START Data for the task
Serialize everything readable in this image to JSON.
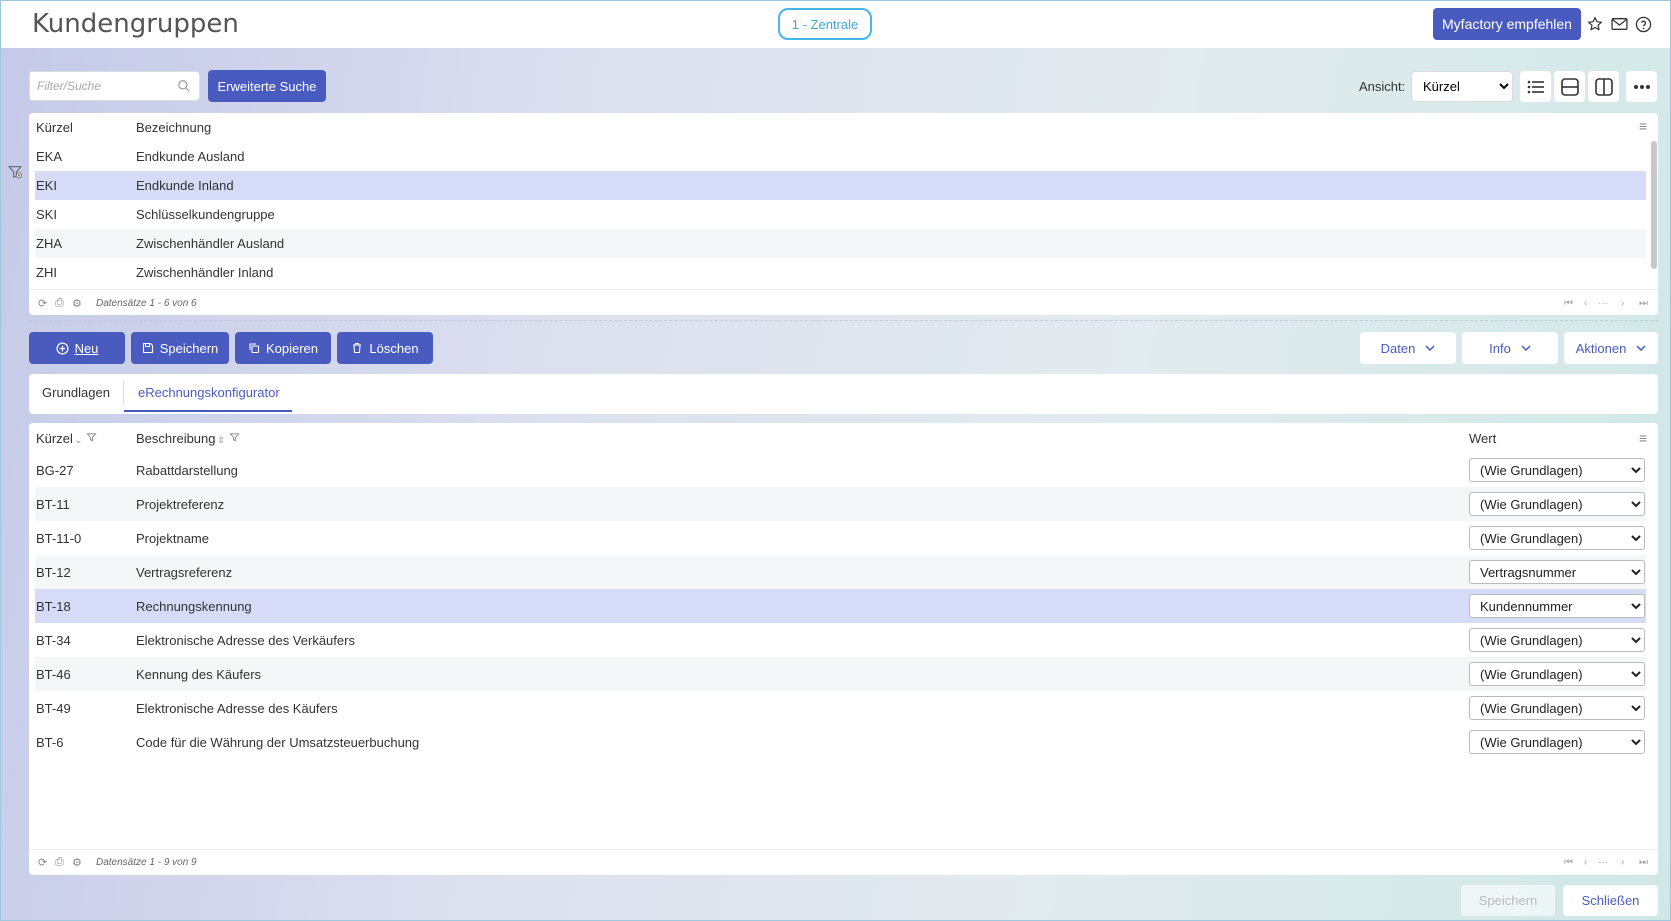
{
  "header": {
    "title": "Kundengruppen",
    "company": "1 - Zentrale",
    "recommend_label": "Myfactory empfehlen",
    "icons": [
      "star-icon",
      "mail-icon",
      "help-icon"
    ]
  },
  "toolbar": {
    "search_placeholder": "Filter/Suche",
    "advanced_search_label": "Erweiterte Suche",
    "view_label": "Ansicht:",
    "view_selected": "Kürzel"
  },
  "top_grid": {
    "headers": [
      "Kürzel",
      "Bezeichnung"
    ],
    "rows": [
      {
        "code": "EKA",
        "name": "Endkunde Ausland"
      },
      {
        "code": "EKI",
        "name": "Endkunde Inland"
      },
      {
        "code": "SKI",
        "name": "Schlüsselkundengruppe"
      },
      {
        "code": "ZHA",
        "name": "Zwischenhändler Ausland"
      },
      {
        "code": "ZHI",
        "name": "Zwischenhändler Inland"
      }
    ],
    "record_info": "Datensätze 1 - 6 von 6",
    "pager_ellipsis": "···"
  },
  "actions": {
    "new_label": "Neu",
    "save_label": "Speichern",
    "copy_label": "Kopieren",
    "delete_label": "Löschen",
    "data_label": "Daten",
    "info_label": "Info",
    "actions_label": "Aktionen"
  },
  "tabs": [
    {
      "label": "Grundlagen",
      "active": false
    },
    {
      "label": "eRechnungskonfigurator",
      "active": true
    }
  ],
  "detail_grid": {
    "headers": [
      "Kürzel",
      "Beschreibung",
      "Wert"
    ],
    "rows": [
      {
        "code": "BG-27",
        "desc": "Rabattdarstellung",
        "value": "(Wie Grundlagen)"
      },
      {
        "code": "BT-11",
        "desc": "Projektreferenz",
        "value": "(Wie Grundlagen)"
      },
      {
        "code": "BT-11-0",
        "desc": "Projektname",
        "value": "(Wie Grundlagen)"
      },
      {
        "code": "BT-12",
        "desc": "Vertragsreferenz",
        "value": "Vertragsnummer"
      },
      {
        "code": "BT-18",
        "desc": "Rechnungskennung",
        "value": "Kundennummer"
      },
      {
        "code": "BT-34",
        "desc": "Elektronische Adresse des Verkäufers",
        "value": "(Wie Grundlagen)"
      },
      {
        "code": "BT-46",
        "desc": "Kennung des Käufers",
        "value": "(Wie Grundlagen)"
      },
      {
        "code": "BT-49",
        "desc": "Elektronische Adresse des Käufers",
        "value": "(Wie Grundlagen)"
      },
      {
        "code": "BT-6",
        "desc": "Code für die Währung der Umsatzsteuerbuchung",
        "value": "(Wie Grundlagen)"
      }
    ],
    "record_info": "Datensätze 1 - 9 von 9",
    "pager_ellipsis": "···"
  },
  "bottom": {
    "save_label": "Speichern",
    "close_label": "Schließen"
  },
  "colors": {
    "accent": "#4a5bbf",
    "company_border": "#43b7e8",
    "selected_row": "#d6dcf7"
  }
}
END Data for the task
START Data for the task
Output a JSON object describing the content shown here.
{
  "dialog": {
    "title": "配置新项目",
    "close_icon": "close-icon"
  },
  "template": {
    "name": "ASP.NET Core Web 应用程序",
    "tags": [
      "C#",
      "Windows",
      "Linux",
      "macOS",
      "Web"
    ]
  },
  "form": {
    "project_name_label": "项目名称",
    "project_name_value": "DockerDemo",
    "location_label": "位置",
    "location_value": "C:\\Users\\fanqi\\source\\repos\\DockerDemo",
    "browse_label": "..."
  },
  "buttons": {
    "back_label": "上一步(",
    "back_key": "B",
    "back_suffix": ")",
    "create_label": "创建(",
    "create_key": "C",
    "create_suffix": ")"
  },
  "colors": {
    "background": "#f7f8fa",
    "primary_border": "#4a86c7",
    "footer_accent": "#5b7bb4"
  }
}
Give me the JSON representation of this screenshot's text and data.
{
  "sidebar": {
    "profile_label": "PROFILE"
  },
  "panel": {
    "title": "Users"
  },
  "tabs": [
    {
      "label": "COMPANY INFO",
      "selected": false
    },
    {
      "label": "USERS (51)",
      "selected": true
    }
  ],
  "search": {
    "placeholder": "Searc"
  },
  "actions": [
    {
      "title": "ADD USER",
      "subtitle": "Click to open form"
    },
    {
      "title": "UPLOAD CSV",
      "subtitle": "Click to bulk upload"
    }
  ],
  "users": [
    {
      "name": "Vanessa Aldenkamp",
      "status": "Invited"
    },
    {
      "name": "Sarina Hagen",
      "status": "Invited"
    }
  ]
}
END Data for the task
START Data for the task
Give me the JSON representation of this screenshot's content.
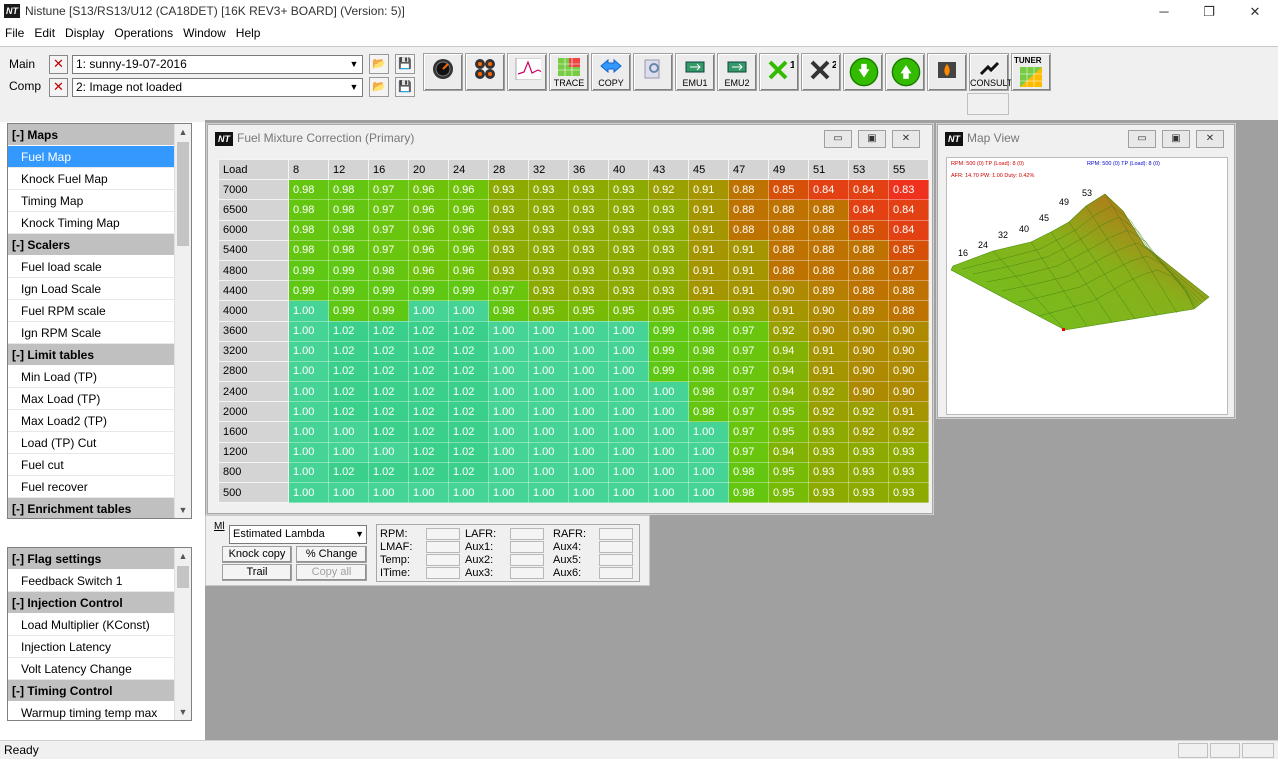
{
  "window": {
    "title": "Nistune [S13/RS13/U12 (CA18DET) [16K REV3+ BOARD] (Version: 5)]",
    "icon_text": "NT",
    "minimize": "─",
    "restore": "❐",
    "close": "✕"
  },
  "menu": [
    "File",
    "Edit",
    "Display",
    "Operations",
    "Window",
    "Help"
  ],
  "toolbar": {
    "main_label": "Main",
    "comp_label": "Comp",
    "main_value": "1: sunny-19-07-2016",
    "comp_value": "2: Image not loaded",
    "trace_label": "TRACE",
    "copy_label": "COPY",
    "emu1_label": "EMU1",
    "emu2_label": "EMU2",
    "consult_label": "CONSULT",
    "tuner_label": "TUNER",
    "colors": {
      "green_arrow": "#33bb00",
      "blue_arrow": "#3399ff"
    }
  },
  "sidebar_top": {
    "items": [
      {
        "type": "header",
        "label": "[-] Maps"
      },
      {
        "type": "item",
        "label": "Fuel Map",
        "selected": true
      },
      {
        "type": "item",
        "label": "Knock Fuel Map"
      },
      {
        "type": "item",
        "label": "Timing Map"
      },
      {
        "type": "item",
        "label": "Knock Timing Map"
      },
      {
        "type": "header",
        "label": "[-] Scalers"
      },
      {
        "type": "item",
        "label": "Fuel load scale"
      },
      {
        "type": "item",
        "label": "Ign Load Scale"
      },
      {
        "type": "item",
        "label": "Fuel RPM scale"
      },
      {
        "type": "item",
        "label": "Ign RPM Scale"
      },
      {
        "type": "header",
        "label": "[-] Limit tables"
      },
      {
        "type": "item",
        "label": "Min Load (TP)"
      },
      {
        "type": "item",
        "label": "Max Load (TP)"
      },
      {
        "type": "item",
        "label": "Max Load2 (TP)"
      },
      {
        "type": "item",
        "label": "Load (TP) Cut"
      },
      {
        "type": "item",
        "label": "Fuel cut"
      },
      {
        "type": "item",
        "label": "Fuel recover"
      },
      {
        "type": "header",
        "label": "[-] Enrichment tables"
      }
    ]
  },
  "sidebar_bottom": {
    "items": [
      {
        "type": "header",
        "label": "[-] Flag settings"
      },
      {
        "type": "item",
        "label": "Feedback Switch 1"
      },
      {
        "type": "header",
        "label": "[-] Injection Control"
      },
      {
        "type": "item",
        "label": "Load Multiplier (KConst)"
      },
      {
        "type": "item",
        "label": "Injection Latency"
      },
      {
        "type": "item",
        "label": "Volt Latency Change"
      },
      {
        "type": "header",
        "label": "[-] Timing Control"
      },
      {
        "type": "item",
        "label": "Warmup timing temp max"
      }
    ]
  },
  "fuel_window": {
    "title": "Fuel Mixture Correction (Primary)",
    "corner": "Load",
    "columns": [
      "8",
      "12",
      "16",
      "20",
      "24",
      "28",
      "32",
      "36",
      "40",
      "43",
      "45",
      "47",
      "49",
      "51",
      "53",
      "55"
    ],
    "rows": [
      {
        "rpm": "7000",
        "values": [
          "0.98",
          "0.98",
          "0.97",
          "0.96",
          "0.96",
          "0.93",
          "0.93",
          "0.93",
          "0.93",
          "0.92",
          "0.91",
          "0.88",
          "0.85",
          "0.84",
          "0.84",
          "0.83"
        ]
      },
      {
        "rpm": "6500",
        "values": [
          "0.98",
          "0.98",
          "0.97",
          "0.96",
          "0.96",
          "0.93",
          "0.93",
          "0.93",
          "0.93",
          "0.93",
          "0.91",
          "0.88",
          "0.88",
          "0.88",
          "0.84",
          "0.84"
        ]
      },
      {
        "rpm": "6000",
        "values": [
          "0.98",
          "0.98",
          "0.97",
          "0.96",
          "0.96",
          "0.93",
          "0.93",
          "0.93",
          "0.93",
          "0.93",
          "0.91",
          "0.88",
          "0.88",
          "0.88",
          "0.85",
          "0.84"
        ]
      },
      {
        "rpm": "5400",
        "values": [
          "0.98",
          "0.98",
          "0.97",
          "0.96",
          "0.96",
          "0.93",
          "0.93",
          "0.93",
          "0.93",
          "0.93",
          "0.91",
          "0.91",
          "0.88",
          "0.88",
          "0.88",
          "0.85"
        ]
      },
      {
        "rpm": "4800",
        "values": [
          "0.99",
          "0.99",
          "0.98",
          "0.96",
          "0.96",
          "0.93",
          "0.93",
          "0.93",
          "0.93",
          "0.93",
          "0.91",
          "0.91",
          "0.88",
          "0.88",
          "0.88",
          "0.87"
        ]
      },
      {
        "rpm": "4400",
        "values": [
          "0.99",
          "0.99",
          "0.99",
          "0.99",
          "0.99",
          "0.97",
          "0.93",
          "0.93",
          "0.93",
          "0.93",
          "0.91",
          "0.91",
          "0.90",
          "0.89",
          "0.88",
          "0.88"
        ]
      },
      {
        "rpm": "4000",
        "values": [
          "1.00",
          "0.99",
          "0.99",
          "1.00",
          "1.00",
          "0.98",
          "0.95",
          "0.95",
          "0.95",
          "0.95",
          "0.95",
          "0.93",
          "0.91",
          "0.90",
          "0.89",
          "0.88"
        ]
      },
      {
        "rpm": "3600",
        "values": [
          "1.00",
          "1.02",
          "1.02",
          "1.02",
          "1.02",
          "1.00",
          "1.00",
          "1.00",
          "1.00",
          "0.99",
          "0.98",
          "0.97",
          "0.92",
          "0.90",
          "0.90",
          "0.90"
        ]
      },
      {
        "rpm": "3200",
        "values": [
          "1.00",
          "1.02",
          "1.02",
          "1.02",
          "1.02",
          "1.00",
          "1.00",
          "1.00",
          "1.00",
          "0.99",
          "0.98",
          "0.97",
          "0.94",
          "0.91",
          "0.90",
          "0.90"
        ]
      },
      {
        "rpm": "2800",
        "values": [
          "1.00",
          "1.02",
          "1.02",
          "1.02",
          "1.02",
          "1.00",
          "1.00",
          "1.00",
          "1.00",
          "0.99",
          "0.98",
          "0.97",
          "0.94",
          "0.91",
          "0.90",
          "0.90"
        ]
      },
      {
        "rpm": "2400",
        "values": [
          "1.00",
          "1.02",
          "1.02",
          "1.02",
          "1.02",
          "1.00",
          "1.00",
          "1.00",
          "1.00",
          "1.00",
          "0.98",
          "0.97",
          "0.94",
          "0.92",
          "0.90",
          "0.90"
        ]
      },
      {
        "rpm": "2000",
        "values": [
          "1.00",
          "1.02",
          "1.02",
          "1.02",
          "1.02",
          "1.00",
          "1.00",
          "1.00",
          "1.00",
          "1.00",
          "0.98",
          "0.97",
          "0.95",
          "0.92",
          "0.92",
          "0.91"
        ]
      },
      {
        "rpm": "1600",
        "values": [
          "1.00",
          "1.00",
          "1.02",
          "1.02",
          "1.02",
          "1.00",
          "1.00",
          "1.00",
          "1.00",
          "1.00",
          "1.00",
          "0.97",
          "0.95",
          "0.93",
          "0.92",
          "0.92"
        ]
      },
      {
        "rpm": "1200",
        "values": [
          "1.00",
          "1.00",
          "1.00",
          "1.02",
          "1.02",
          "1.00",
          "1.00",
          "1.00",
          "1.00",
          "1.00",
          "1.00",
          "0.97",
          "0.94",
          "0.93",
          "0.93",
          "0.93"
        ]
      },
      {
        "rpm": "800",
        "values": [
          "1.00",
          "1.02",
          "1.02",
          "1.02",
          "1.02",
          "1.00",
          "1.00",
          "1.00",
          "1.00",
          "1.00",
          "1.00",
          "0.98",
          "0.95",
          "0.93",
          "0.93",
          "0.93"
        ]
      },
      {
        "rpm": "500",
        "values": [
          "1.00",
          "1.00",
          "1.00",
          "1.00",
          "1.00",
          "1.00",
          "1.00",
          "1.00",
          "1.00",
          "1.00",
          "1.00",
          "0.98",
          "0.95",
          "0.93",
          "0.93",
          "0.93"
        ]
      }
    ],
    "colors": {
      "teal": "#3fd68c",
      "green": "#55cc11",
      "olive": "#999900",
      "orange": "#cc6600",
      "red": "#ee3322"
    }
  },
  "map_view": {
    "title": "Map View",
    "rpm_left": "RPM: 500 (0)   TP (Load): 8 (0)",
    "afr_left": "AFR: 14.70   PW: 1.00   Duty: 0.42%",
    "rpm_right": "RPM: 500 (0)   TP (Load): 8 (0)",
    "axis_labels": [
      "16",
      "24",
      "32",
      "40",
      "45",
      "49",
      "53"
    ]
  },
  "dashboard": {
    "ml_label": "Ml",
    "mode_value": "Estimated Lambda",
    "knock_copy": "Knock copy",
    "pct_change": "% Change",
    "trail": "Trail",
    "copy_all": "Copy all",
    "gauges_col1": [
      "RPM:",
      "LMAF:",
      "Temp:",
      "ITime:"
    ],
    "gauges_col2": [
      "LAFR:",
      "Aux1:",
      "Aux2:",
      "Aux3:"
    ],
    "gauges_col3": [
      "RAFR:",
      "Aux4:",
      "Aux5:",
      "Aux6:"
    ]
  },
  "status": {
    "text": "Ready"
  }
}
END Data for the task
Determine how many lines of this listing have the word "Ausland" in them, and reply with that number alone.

> _Response to the exercise_:
2